AIM OF THE TASK: Among the entries below, find the lines that hold the word "this" and report them.
(THE INPUT Opens)
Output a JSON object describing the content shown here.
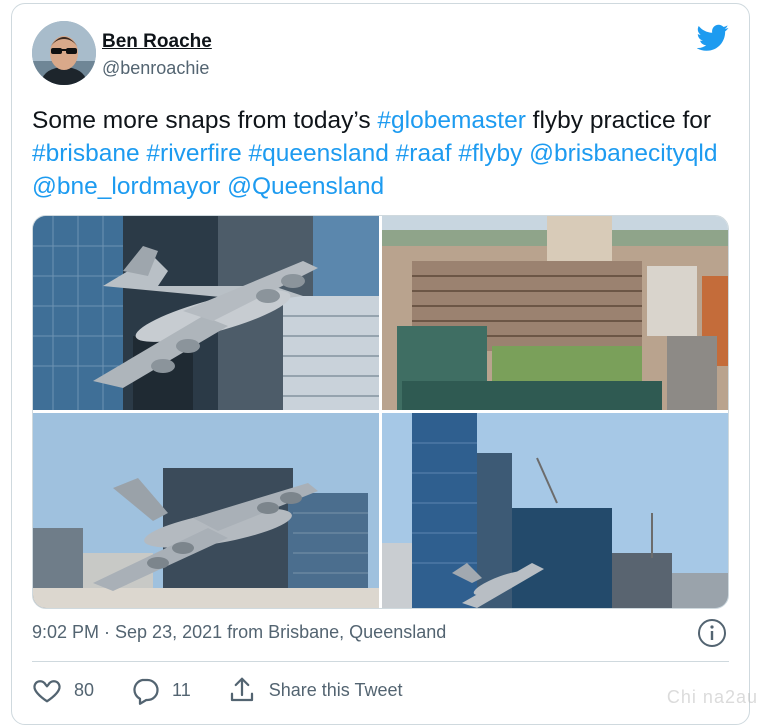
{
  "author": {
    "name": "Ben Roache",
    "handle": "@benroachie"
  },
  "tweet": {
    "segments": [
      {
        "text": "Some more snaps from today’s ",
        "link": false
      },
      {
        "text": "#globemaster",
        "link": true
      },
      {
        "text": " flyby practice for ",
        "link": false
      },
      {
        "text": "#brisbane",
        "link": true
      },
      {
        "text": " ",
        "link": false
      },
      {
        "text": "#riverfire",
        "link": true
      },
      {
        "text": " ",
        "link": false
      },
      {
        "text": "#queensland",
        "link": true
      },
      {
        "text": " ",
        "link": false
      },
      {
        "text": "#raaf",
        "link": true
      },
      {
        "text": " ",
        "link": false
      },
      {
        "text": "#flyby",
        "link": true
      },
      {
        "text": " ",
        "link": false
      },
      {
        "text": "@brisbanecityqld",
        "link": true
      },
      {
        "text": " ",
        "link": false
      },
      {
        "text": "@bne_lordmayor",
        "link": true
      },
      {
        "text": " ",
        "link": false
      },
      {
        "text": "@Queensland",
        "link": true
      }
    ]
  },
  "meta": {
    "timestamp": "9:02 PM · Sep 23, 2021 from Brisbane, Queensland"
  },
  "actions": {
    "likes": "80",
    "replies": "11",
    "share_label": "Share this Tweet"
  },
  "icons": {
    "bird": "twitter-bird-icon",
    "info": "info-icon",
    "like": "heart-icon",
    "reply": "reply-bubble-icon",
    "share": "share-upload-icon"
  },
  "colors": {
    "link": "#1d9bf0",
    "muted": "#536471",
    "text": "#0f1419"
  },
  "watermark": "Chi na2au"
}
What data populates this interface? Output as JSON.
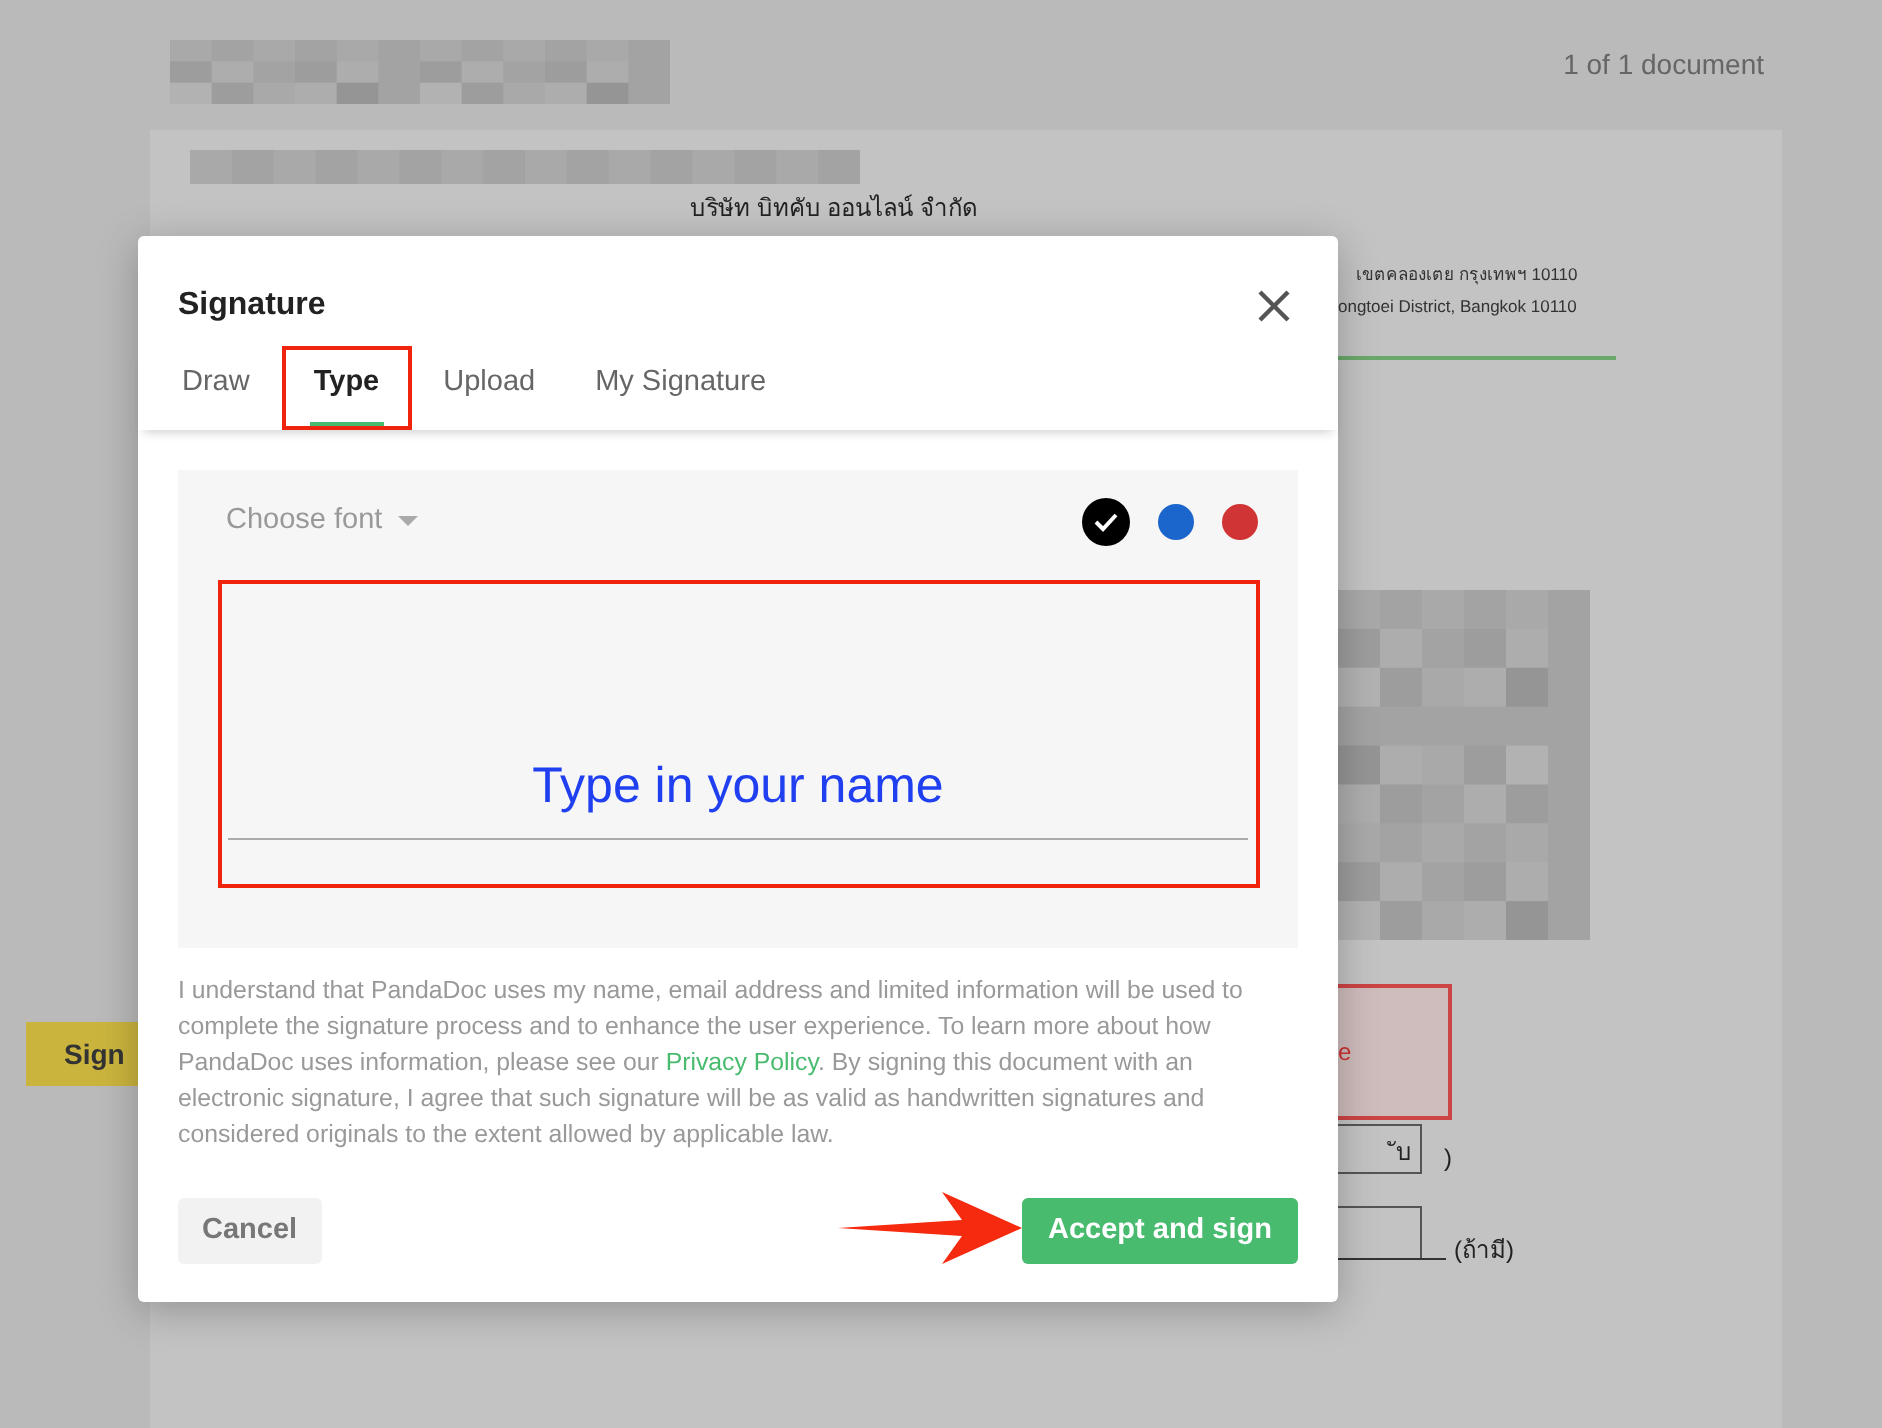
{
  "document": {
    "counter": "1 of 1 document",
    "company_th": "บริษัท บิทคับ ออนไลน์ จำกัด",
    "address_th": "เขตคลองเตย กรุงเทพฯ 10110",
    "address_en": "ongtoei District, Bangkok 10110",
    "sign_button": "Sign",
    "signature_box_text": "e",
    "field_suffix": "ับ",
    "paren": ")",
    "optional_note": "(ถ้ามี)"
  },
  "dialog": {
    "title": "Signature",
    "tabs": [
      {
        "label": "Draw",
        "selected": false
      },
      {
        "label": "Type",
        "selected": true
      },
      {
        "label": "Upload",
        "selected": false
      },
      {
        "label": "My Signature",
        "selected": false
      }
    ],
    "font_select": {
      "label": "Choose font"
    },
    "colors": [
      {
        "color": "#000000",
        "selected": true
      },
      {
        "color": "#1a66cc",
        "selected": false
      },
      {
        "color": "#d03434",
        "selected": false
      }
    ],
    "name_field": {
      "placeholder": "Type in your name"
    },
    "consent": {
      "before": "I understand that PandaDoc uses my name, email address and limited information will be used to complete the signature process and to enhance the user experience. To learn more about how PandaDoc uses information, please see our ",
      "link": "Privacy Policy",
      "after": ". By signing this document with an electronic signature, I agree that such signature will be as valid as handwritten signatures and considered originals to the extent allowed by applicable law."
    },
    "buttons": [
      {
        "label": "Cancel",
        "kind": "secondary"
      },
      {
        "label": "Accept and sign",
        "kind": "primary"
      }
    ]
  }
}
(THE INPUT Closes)
FINISHED EXERCISE:
    "share_label": "Share this Tweet"
What data populates this interface? Output as JSON.
      "after": ". By signing this document with an electronic signature, I agree that such signature will be as valid as handwritten signatures and considered originals to the extent allowed by applicable law."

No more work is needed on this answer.